All this week, the German media has been admiring Angela Merkel’s handsome new balls. No one knows exactly where or how she got them, but one thing is for sure, Angela Merkel’s glistening balls look nice. Eight years into her tenure, and five years into an economic crisis that has left millions of people in less happy European countries scratching a living together, and – oh – with weeks to go before a general election, the head of the German government has realized what’s wrong with Europe – there are too many unemployed people.
“When things start to become dysfunctional, it is the job of politicians to remedy the situation,” she said to a group of major European newspapers earlier this week. “Youth unemployment has been much too high in some countries for many years and now the crisis has driven it even higher.”
Now, she says? After Greece and Cyprus and Spain and Portugal have been brought to their knees by five years of protests and general strikes and unemployment, and Greece has been downgraded so far it now counts as an “emerging market.”
“No shit,” replied the assembled correspondents. “And who pushes the wheelbarrow for those big metallic testicles?”
But then, before their eyes, those large orbs expanded even more. For the chancellor had identified where all those other countries had gone wrong – they weren’t Germany: “We in Germany have learned a lot from successfully reducing unemployment by means of structural reform since reunification and we can now bring that experience to bear.”
“Gosh,” the reporters exclaimed. “Those gonads are a marvel of evolution.”
And that was not all. Merkel’s big balls had a trick up their sleeve. They’d been souped up. At Wednesday’s conference of all 28 EU labour ministers, they sprouted what German Labour Minister Ursula von der Leyen described as a “a colourful bunch” of measures to combat youth unemployment – €6 billion would be invested in training young people, and providing more apprenticeships, and expanding student exchange programmes. None of these measures, you might notice, are actually aimed at creating the jobs that the young people are meant to occupy once their apprenticeships are over.

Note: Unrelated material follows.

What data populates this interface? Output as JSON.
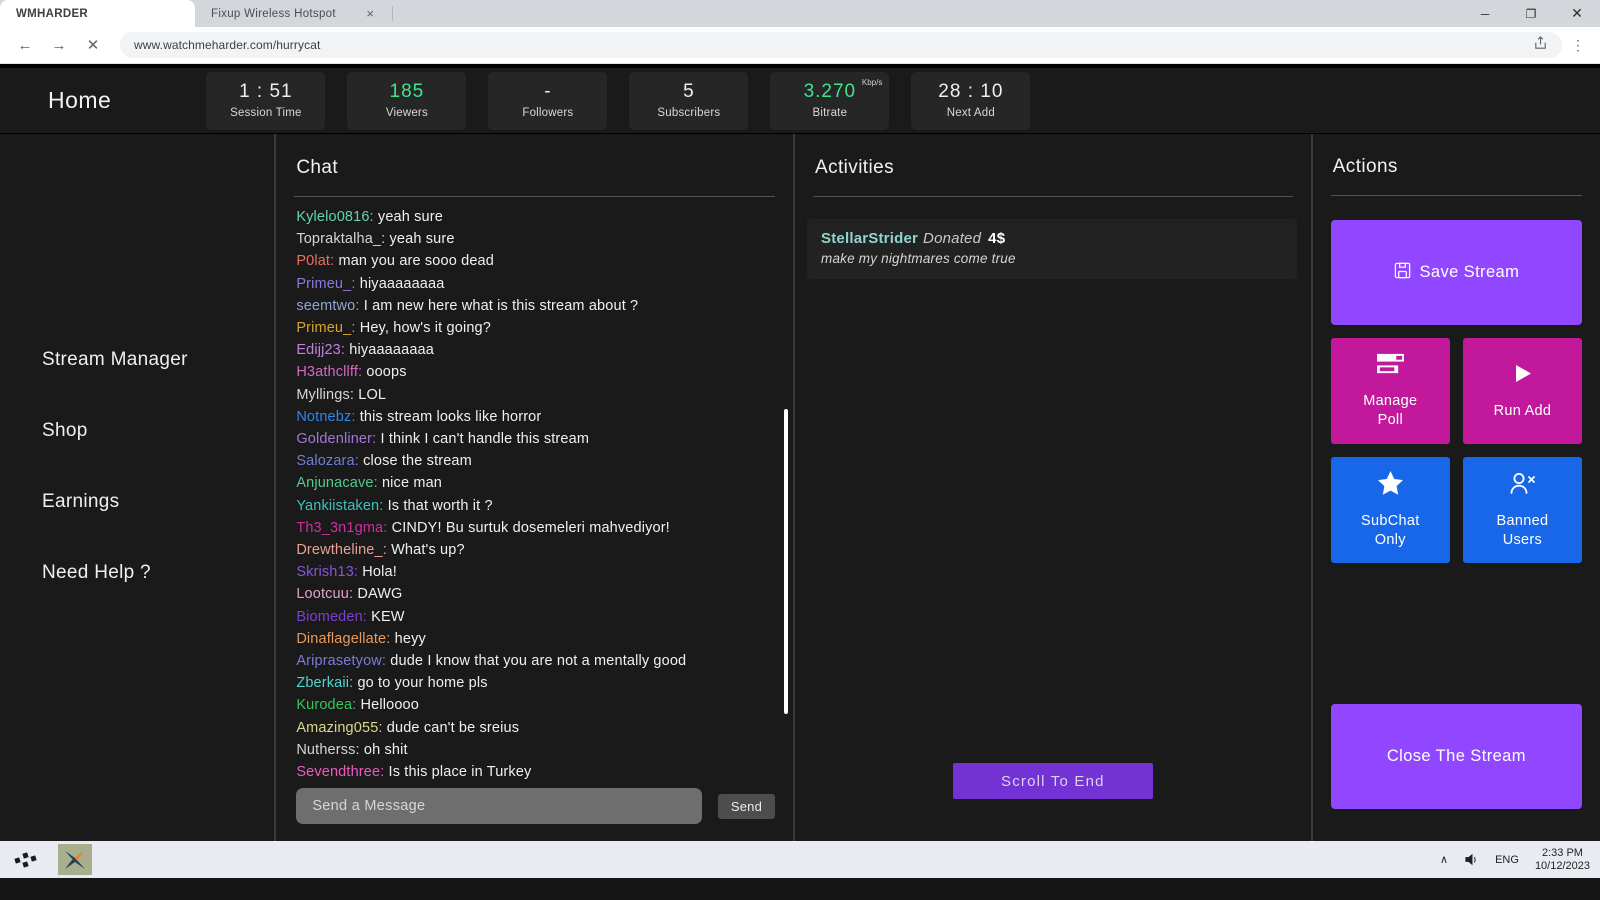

There was even talk of deregulating the labour market – making it easier to sack people – one of the reasons why positions with temporary contracts had become so widespread in the first place.
Wednesday’s spectacle was rightly denounced as an election campaign event – even, quietly, by the Spanish government that took part in it. It was a well-worn conservative government ploy: after years of “austerity,” suddenly coming over all generous when there’s an election coming up.